All posts tagged Stalin

Assessing sources: Russian criminal tattoos

I’m currently working on a book chapter  about the body in labour camp narratives. This was actually pretty much the starting point for my current research, so I’m in part revisiting an article published in Gulag Studies in 2008 on the Gulag body and self-mutilation. More recently, I’ve been thinking about the representation of different […]

Historical memory of the Gulag (3): Contested memory

The failure to establish a central memorial to the victims of the Gulag mentioned in my previous post is part of a problem of contested memory that has been apparent since the demise of the Soviet Union but has escalated in the last decade or so. As Arseny Roginsky’s eloquent essay The Embrace of Stalinism shows, […]

Judging books by their covers

As part of some work on Vasily Grossman (about which more anon), I’ve been catching up with my reading on Gulag history. Stephen Cohen’s The Victims Return finally arrived at the library, so I went to get it out. The first thing that struck me was how similar its cover was to another recent book on Gulag […]

Four short links: Soviet posters

Soviet poster art was truly remarkable, and some amazing examples are available on the internet. My favourite sites are: 1) Plakaty.ru. A huge gallery with a wide range of subjects, from military to entertainment and advertising, including this one from the propaganda section, which reads: ‘Stalin’s mood makes our army and country strong and solid!’ […]

Russians in London: Lenin

I’m no fan of Lenin, but he spent a good deal of time in London, so must be included in this series. I haven’t chosen this mugshot as an expression of my disapproval – it’s just that most of the photos that are available were taken after the revolution, and this one is the closest […]

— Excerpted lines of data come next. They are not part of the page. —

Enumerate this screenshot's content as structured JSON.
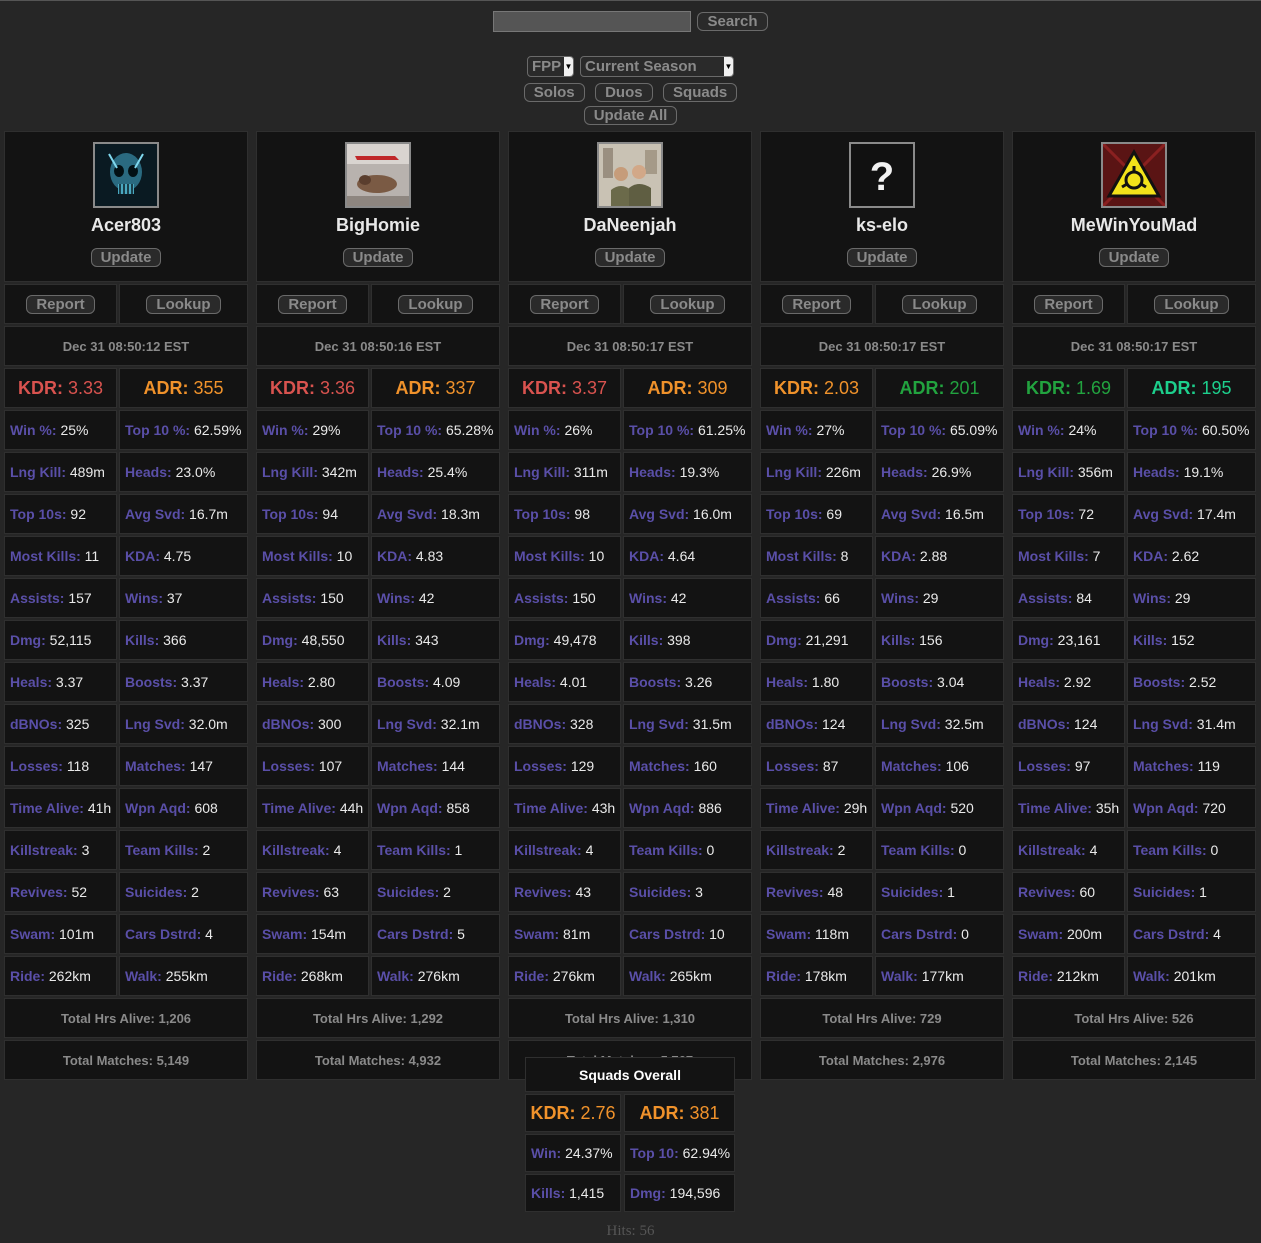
{
  "search": {
    "placeholder": "",
    "button": "Search"
  },
  "filters": {
    "perspective": "FPP",
    "season": "Current Season",
    "modes": [
      "Solos",
      "Duos",
      "Squads"
    ],
    "update_all": "Update All"
  },
  "labels": {
    "update": "Update",
    "report": "Report",
    "lookup": "Lookup",
    "kdr": "KDR:",
    "adr": "ADR:",
    "total_hrs_prefix": "Total Hrs Alive:",
    "total_matches_prefix": "Total Matches:"
  },
  "players": [
    {
      "name": "Acer803",
      "avatar": "skull-avatar",
      "updated": "Dec 31 08:50:12 EST",
      "kdr": "3.33",
      "adr": "355",
      "kdr_color": "#d9534f",
      "adr_color": "#f0922b",
      "stats": [
        [
          "Win %:",
          "25%",
          "Top 10 %:",
          "62.59%"
        ],
        [
          "Lng Kill:",
          "489m",
          "Heads:",
          "23.0%"
        ],
        [
          "Top 10s:",
          "92",
          "Avg Svd:",
          "16.7m"
        ],
        [
          "Most Kills:",
          "11",
          "KDA:",
          "4.75"
        ],
        [
          "Assists:",
          "157",
          "Wins:",
          "37"
        ],
        [
          "Dmg:",
          "52,115",
          "Kills:",
          "366"
        ],
        [
          "Heals:",
          "3.37",
          "Boosts:",
          "3.37"
        ],
        [
          "dBNOs:",
          "325",
          "Lng Svd:",
          "32.0m"
        ],
        [
          "Losses:",
          "118",
          "Matches:",
          "147"
        ],
        [
          "Time Alive:",
          "41h",
          "Wpn Aqd:",
          "608"
        ],
        [
          "Killstreak:",
          "3",
          "Team Kills:",
          "2"
        ],
        [
          "Revives:",
          "52",
          "Suicides:",
          "2"
        ],
        [
          "Swam:",
          "101m",
          "Cars Dstrd:",
          "4"
        ],
        [
          "Ride:",
          "262km",
          "Walk:",
          "255km"
        ]
      ],
      "total_hrs": "1,206",
      "total_matches": "5,149"
    },
    {
      "name": "BigHomie",
      "avatar": "photo-avatar",
      "updated": "Dec 31 08:50:16 EST",
      "kdr": "3.36",
      "adr": "337",
      "kdr_color": "#d9534f",
      "adr_color": "#f0922b",
      "stats": [
        [
          "Win %:",
          "29%",
          "Top 10 %:",
          "65.28%"
        ],
        [
          "Lng Kill:",
          "342m",
          "Heads:",
          "25.4%"
        ],
        [
          "Top 10s:",
          "94",
          "Avg Svd:",
          "18.3m"
        ],
        [
          "Most Kills:",
          "10",
          "KDA:",
          "4.83"
        ],
        [
          "Assists:",
          "150",
          "Wins:",
          "42"
        ],
        [
          "Dmg:",
          "48,550",
          "Kills:",
          "343"
        ],
        [
          "Heals:",
          "2.80",
          "Boosts:",
          "4.09"
        ],
        [
          "dBNOs:",
          "300",
          "Lng Svd:",
          "32.1m"
        ],
        [
          "Losses:",
          "107",
          "Matches:",
          "144"
        ],
        [
          "Time Alive:",
          "44h",
          "Wpn Aqd:",
          "858"
        ],
        [
          "Killstreak:",
          "4",
          "Team Kills:",
          "1"
        ],
        [
          "Revives:",
          "63",
          "Suicides:",
          "2"
        ],
        [
          "Swam:",
          "154m",
          "Cars Dstrd:",
          "5"
        ],
        [
          "Ride:",
          "268km",
          "Walk:",
          "276km"
        ]
      ],
      "total_hrs": "1,292",
      "total_matches": "4,932"
    },
    {
      "name": "DaNeenjah",
      "avatar": "soldiers-avatar",
      "updated": "Dec 31 08:50:17 EST",
      "kdr": "3.37",
      "adr": "309",
      "kdr_color": "#d9534f",
      "adr_color": "#f0922b",
      "stats": [
        [
          "Win %:",
          "26%",
          "Top 10 %:",
          "61.25%"
        ],
        [
          "Lng Kill:",
          "311m",
          "Heads:",
          "19.3%"
        ],
        [
          "Top 10s:",
          "98",
          "Avg Svd:",
          "16.0m"
        ],
        [
          "Most Kills:",
          "10",
          "KDA:",
          "4.64"
        ],
        [
          "Assists:",
          "150",
          "Wins:",
          "42"
        ],
        [
          "Dmg:",
          "49,478",
          "Kills:",
          "398"
        ],
        [
          "Heals:",
          "4.01",
          "Boosts:",
          "3.26"
        ],
        [
          "dBNOs:",
          "328",
          "Lng Svd:",
          "31.5m"
        ],
        [
          "Losses:",
          "129",
          "Matches:",
          "160"
        ],
        [
          "Time Alive:",
          "43h",
          "Wpn Aqd:",
          "886"
        ],
        [
          "Killstreak:",
          "4",
          "Team Kills:",
          "0"
        ],
        [
          "Revives:",
          "43",
          "Suicides:",
          "3"
        ],
        [
          "Swam:",
          "81m",
          "Cars Dstrd:",
          "10"
        ],
        [
          "Ride:",
          "276km",
          "Walk:",
          "265km"
        ]
      ],
      "total_hrs": "1,310",
      "total_matches": "5,767"
    },
    {
      "name": "ks-elo",
      "avatar": "question-mark-avatar",
      "updated": "Dec 31 08:50:17 EST",
      "kdr": "2.03",
      "adr": "201",
      "kdr_color": "#f0922b",
      "adr_color": "#22a33f",
      "stats": [
        [
          "Win %:",
          "27%",
          "Top 10 %:",
          "65.09%"
        ],
        [
          "Lng Kill:",
          "226m",
          "Heads:",
          "26.9%"
        ],
        [
          "Top 10s:",
          "69",
          "Avg Svd:",
          "16.5m"
        ],
        [
          "Most Kills:",
          "8",
          "KDA:",
          "2.88"
        ],
        [
          "Assists:",
          "66",
          "Wins:",
          "29"
        ],
        [
          "Dmg:",
          "21,291",
          "Kills:",
          "156"
        ],
        [
          "Heals:",
          "1.80",
          "Boosts:",
          "3.04"
        ],
        [
          "dBNOs:",
          "124",
          "Lng Svd:",
          "32.5m"
        ],
        [
          "Losses:",
          "87",
          "Matches:",
          "106"
        ],
        [
          "Time Alive:",
          "29h",
          "Wpn Aqd:",
          "520"
        ],
        [
          "Killstreak:",
          "2",
          "Team Kills:",
          "0"
        ],
        [
          "Revives:",
          "48",
          "Suicides:",
          "1"
        ],
        [
          "Swam:",
          "118m",
          "Cars Dstrd:",
          "0"
        ],
        [
          "Ride:",
          "178km",
          "Walk:",
          "177km"
        ]
      ],
      "total_hrs": "729",
      "total_matches": "2,976"
    },
    {
      "name": "MeWinYouMad",
      "avatar": "hazard-avatar",
      "updated": "Dec 31 08:50:17 EST",
      "kdr": "1.69",
      "adr": "195",
      "kdr_color": "#22a33f",
      "adr_color": "#1dcf8c",
      "stats": [
        [
          "Win %:",
          "24%",
          "Top 10 %:",
          "60.50%"
        ],
        [
          "Lng Kill:",
          "356m",
          "Heads:",
          "19.1%"
        ],
        [
          "Top 10s:",
          "72",
          "Avg Svd:",
          "17.4m"
        ],
        [
          "Most Kills:",
          "7",
          "KDA:",
          "2.62"
        ],
        [
          "Assists:",
          "84",
          "Wins:",
          "29"
        ],
        [
          "Dmg:",
          "23,161",
          "Kills:",
          "152"
        ],
        [
          "Heals:",
          "2.92",
          "Boosts:",
          "2.52"
        ],
        [
          "dBNOs:",
          "124",
          "Lng Svd:",
          "31.4m"
        ],
        [
          "Losses:",
          "97",
          "Matches:",
          "119"
        ],
        [
          "Time Alive:",
          "35h",
          "Wpn Aqd:",
          "720"
        ],
        [
          "Killstreak:",
          "4",
          "Team Kills:",
          "0"
        ],
        [
          "Revives:",
          "60",
          "Suicides:",
          "1"
        ],
        [
          "Swam:",
          "200m",
          "Cars Dstrd:",
          "4"
        ],
        [
          "Ride:",
          "212km",
          "Walk:",
          "201km"
        ]
      ],
      "total_hrs": "526",
      "total_matches": "2,145"
    }
  ],
  "overall": {
    "title": "Squads Overall",
    "kdr_label": "KDR:",
    "kdr": "2.76",
    "adr_label": "ADR:",
    "adr": "381",
    "win_label": "Win:",
    "win": "24.37%",
    "top10_label": "Top 10:",
    "top10": "62.94%",
    "kills_label": "Kills:",
    "kills": "1,415",
    "dmg_label": "Dmg:",
    "dmg": "194,596"
  },
  "hits": "Hits: 56"
}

An Interview with Robert Chandler

The Road, Robert Chandler’s new collection of translations of Vasily Grossman’s short stories and essays, will be published by MacLehose Press on 14th October 2010. On Monday 4th October at 6.30pm, he will be giving a talk about Grossman at Pushkin House, 5a Bloomsbury Square, to mark the publication. Here I talk to Robert about Grossman’s writing […]

Soviet jokes

The book I’ve been reading for fun over the last few days could, for once, actually be described as fun: Ben Lewis, Hammer and Tickle: A History of Communism Told Through Communist Jokes (2008). Actually, it isn’t that funny, partly because analyses of humour never are (the worst research seminar I’ve ever been to was […]

Merthyr Tydfil: the cradle of civilization

Merthyr Tydfil is one of my other interests, because of family connections and most importantly a great-great-uncle, D.B. Davies, who played rugby league for Merthyr and Wales in the early 1900s. (D.B. stands for Dai ‘Brecon Road’ Davies, to distinguish him from the other Dai Davies on the Merthyr team; here are some old photos […]

Four short links: the Stalin era

1. Stalinka: Digital Archive of Staliniana. Lots of images (593 to be precise), including photos, posters, paintings, cartoons, and even a few pictures from the Blue Noses Group’s 2007 Naked Truth series (if you’ve never seen them, and aren’t easily offended, do take a look). Those works notwithstanding, I’m somewhat dubious about the concept of […]

Krupskaya: an apology

I’ve been criticized by my boyfriend for my unsisterly (although true — even he admits it) comment about Nadezhda Krupskaya in a recent post. So, I apologise, and instead will enumerate some of the many valid reasons there are to dislike the woman. There is, of course, her dreadful hagiography, Reminiscences of Lenin. And the fact […]